In 1976, I joined Kodak’s camera film division, which was the heart and soul of the company.
Kodak had roughly 500 unique film products that were produced on a dozen or so film sensitizing (coating) machines. Each product (Kodacolor, Ektachrome, B&W, X-ray, etc.) had different run sizes and coating speeds that could last for an hour, several hours or even days.
Some products could only run on one particular machine, but most could run on two or three different machines.
So the scheduling challenge was to take the weekly demand for all film products and arrange them on a daily coating schedule that would optimize the machines’ utilization and, thus, reduce the total cost of making film.
Years before my time, a brilliant industrial engineer developed a mathematical model and computer program to automate the creation of the schedule, and that program became the indispensable tool to load the scheduling board every morning.
I took an early interest in this model, but found a fundamental problem: It was running on really, really old data!
Film products are very complicated, often involving more than a dozen layers of gel-based materials with sophisticated chemistries. Well, gathering and updating the required cost data on every material — literally hundreds of pieces of data for each product — was so overwhelming and time consuming that it simply wasn’t done. And even if we had refreshed it, there was virtually no hope of being able to do so regularly.
Film chemistries and complexities had simply outrun the ability to manage this computer program using detailed cost parameters.
But I had an idea, and I ran it by “Bill,” who was then the division vice president. I explained the problem, and he got pretty red in the face and animated. He yelled at me. My knees were shaking.
But I stood my ground. I could simplify the model by focusing on the time, not cost per se, to run all products and minimize total production runtime. Armed with proof from several simulations, I convinced Bill that “time” was a perfectly acceptable substitute for “cost.”
And, updating the model on “time” parameters — how many feet of each film could be produced per minute — would be easy to accomplish. It worked, and that revised model became the standard scheduling tool for years to come.
Bill rose to lofty heights in the company, but never forgot about my courage to challenge the status quo, to believe there was a better way, to withstand non-agreement, and to develop a superior process. He sponsored me for the next 18 years of my career at Kodak and moved me where I could be most helpful.
My final move was to procurement and supply chain management, both at Kodak and later at other Fortune 500 companies. This lesson that time was an equivalent measure to money has stuck with me as a principle throughout my career, and it’s really the bedrock of CoLane.

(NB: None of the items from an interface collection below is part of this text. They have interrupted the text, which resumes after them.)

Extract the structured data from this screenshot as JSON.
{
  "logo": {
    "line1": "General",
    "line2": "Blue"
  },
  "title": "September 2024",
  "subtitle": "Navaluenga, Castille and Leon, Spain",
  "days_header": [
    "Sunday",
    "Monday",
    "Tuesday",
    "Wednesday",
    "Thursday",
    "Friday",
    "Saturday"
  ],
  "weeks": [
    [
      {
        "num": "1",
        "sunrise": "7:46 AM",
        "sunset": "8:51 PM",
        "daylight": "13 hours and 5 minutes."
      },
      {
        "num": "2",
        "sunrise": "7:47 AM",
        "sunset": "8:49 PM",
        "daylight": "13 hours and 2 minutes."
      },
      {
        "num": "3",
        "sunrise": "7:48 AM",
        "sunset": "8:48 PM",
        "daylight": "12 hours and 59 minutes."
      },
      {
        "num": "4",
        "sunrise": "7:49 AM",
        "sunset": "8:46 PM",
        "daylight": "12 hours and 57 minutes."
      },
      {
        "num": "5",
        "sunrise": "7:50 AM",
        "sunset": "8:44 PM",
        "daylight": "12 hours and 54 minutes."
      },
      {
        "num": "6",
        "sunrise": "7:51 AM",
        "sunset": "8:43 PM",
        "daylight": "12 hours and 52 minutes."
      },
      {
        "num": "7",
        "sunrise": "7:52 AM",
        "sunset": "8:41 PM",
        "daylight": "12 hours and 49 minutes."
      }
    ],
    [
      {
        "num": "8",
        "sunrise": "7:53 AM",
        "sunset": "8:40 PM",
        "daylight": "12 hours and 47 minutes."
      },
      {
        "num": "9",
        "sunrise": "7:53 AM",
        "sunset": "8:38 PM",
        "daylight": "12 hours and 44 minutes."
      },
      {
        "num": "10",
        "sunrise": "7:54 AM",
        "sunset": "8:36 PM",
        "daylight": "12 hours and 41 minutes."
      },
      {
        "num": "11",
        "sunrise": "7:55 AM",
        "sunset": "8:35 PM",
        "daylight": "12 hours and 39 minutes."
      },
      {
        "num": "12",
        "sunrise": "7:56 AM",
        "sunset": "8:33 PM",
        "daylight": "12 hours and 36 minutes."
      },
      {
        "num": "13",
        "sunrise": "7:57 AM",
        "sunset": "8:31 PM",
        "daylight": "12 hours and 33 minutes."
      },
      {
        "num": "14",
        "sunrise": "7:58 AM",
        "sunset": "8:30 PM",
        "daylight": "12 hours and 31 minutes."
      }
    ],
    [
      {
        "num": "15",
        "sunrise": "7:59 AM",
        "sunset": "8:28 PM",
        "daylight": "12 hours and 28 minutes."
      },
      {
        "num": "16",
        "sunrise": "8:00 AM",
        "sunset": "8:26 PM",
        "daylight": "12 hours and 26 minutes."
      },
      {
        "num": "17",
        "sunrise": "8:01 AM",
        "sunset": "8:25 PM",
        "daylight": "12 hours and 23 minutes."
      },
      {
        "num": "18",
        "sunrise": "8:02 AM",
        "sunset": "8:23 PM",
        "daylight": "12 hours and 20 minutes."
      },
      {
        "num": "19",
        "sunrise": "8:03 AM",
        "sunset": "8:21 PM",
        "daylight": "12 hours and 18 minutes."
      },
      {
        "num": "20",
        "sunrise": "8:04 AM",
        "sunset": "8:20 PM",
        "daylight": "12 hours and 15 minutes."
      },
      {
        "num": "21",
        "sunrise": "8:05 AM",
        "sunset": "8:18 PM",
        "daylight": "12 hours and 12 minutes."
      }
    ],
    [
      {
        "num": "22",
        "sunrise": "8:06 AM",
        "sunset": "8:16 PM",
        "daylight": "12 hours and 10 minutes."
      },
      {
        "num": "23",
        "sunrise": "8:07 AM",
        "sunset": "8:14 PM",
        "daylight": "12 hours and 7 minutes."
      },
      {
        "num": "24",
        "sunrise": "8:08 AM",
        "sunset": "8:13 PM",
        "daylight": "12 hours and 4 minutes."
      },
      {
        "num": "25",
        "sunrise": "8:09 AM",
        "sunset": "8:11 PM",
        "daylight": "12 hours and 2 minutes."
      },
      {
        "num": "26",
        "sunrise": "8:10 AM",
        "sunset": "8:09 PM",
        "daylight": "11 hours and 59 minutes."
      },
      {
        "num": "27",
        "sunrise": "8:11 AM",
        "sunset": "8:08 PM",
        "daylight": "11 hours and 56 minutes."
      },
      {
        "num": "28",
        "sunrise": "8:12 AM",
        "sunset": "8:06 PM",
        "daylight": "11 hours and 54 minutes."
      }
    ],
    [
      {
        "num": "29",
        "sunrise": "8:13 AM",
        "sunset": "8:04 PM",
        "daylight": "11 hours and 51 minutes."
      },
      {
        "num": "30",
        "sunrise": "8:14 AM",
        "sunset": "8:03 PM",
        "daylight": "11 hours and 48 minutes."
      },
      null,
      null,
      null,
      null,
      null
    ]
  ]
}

CoLane is a modern logistics business built around saving shippers’ and drivers’ time. There’s value in that because time equals money.